■ Data records for software interfaces
-------------------------

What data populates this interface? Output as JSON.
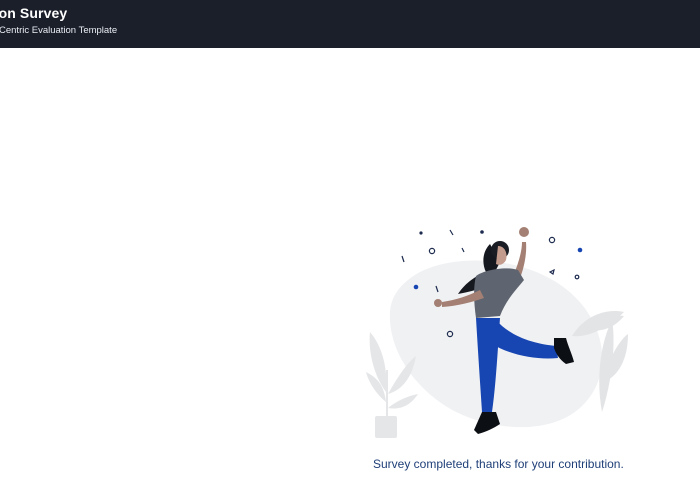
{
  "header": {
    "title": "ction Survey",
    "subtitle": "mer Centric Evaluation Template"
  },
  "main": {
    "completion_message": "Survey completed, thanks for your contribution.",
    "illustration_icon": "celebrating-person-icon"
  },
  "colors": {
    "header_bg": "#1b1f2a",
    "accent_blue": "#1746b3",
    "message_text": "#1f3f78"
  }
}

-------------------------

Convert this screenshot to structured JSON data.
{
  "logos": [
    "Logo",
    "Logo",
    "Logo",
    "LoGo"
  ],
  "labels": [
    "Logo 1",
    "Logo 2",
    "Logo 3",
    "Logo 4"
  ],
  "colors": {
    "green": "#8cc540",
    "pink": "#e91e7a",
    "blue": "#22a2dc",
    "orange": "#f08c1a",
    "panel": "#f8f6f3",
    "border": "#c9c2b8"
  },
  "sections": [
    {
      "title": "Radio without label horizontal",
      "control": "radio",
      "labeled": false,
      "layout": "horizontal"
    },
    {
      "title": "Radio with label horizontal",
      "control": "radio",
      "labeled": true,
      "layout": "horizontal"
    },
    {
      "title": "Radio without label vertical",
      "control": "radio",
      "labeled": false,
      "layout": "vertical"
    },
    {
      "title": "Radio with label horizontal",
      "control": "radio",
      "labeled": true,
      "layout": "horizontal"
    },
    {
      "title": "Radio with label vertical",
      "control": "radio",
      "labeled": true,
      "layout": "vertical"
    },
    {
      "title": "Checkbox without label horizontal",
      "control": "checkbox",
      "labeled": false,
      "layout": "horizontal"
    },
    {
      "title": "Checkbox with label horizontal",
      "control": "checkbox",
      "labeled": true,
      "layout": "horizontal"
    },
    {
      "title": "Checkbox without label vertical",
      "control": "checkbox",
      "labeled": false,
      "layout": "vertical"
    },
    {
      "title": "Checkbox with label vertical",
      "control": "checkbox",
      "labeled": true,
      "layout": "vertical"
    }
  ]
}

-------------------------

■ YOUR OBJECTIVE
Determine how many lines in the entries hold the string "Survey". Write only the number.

■ SOLUTION TO THE EXERCISE
2